“There are no stars left so who would the audience come to see?” Sharma said. “It’s a difficult uphill climb so I don’t know what they can do marketing-wise except making the experience of watching a Heat game very entertaining to get people in the seats. Miami has been a very fickle audience.”
According to SeatGeek.com, the overall resale price of Miami Heat tickets on its platform fell from $142 in James’ final season in 2013-2014 to $89 in 2014-2015, although they rebounded to $101 last season as the team returned to the playoffs. Other superstar departures that caused double-digit drops in resale value include Carmelo Anthony leaving the Denver Nuggets in 2011, Steve Nash bolting the Phoenix Suns in 2012 and the Boston Celtics trading Paul Pierce and Kevin Garnett in 2013.
“One thing to keep in mind is that performance of the team certainly impacts the prices,” SeatGeek analyst Chris Leyden said. “While a major player leaving will certainly have an impact on demand, winning can help minimize that impact.” The Heat ranked 6th in overall attendance at 19,740 per game in the 2015-2016 season, according to ESPN. That’s 100 percent capacity – a mark reached by only seven of the 30 teams. The Bulls were first in attendance, even though they missed the playoffs.
According to an estimate by Forbes in January 2016, the Miami Heat was valued at $1.3 billion, good for 10th in the NBA. The team’s value increased 11 percent from the previous year. Indeed, Forbes didn’t decrease its value after losing LeBron James to Cleveland, although its revenue declined by $8 million. It had revenue of $180 million and operating income of $20.8 million for the 2014-2015 season, Forbes said.
In the first year without James, the Heat’s TV ratings on Sun Sports fell 27 percent but they were still fourth-best in the league, according to Forbes.
Bakhai noted that both TV contracts and corporate sponsorship deals are multi-year agreements so there should be minimal short-term impact on the Heat in those areas from losing Wade, even if ratings decline. However, Sharma warned that the renewing sponsors could ask for lower rates unless the team lands another star.
The Heat withstood the loss of stars in the past and it’s brand has remained strong with both fans and sponsors, said Steve Politziner, VP and general manage of Good Karma Brands, a sports marketing company and the owner of the ESPN radio affiliate in West Palm Beach that broadcasts Heat games. He doesn’t expect much sponsorship fluctuation for the Heat.
“I have seen the way they treat their sponsors both with the creativity and, ultimately, the return on investment with sponsors,” Politziner said. “They work in conjunction with the player personnel department to make players available. They have done such a great job at embedding themselves in South Florida, tri-county community.”
Even without Wade, Politziner said there would be plenty of marketing opportunities left for players such as Bosh, Hassan Whiteside and Goran Dragić. South Florida is a strong basketball viewership market, as both Miami and West Palm Beach were in the Top 10 in NBA Finals ratings this year to watch Cleveland outlast Golden State. “What the roster looks like today won’t be what the roster looks like on opening day [next season] and top-flight free agents will be available next year,” Politziner said.

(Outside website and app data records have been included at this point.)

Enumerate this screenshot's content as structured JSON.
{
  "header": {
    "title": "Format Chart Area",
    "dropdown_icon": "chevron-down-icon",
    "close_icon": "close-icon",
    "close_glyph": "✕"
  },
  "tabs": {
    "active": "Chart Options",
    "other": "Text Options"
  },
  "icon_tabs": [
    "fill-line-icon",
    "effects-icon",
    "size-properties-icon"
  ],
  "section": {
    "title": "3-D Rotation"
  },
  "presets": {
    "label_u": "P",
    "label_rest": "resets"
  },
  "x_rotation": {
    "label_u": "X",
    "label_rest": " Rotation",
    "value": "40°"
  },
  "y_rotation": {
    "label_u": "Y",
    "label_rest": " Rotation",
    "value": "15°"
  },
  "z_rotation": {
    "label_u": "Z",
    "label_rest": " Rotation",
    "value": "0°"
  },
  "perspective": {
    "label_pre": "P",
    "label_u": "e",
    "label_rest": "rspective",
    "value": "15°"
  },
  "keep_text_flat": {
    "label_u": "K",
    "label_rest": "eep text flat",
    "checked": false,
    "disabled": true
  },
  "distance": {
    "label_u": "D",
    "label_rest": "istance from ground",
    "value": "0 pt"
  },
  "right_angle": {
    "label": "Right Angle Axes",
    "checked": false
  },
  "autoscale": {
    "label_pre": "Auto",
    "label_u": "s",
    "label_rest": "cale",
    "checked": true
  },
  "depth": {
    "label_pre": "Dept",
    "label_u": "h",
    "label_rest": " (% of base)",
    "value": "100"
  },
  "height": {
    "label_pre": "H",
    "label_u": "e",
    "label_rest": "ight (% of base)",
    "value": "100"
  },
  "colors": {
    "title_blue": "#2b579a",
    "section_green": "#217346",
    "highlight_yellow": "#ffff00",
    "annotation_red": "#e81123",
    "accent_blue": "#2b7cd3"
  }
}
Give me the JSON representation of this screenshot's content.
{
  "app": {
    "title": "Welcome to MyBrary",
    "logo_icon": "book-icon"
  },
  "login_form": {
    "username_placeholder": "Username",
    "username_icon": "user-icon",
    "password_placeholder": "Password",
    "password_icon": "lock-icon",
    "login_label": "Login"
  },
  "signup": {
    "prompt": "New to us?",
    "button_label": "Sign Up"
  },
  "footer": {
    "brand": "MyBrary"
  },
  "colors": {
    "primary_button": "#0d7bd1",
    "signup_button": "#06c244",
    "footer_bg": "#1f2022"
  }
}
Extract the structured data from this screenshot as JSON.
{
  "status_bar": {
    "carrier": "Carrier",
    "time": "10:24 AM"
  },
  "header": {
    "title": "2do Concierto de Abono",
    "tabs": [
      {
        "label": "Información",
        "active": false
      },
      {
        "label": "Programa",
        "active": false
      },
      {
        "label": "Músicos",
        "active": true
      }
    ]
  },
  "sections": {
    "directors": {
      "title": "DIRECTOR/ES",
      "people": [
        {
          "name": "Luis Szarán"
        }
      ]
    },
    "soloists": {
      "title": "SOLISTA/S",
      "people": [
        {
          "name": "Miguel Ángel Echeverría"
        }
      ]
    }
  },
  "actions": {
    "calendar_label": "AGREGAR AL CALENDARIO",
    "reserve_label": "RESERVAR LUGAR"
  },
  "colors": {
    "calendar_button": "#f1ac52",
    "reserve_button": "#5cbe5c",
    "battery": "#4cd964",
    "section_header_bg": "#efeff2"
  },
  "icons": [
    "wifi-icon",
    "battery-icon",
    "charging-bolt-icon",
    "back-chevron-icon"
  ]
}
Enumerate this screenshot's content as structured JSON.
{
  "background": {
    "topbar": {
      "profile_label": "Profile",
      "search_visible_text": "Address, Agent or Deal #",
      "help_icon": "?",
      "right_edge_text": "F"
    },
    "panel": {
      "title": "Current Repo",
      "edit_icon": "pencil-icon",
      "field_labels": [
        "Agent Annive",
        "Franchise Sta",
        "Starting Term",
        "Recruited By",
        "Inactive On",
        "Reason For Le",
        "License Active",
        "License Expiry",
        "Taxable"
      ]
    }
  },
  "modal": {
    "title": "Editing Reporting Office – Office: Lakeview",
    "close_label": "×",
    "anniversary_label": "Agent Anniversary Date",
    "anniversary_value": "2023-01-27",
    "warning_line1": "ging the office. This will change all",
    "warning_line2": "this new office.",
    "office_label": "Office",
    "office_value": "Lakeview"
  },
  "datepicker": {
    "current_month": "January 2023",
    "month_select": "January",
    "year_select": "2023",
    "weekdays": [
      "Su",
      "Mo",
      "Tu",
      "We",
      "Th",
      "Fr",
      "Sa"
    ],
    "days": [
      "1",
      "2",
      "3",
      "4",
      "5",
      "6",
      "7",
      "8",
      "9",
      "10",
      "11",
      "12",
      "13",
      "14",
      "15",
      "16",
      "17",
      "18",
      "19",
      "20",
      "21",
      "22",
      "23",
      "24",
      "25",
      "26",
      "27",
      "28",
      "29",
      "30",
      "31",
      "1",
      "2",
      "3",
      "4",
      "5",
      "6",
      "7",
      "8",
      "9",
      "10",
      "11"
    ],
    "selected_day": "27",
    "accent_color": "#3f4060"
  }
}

As for Wade’s personal sponsorship, the impact is yet to be seen. The Collection luxury car dealership in Coral Gables features Wade prominently in its marketing. Bakhai said that local sponsorship deals are usually tied to remaining on the local team, unless they are year-to-year deals, but national sponsorship deals are rarely connected to a team.
Those national sponsorship deals are a big reason why Wade could retain his Miami home. Bakhai pointed out that Illinois has a 3.75 percent personal income tax. That would apply to Wade’s salary from home games with the Chicago Bulls and any Illinois sponsorship deals, but national sponsorship deals would be taxed by the state in which Wade resides. If Wade keeps his off-season residence in Miami, he can avoid Illinois state tax on his national sponsorship income, Bakhai said.
So Wade may not be so far away from Miami after all.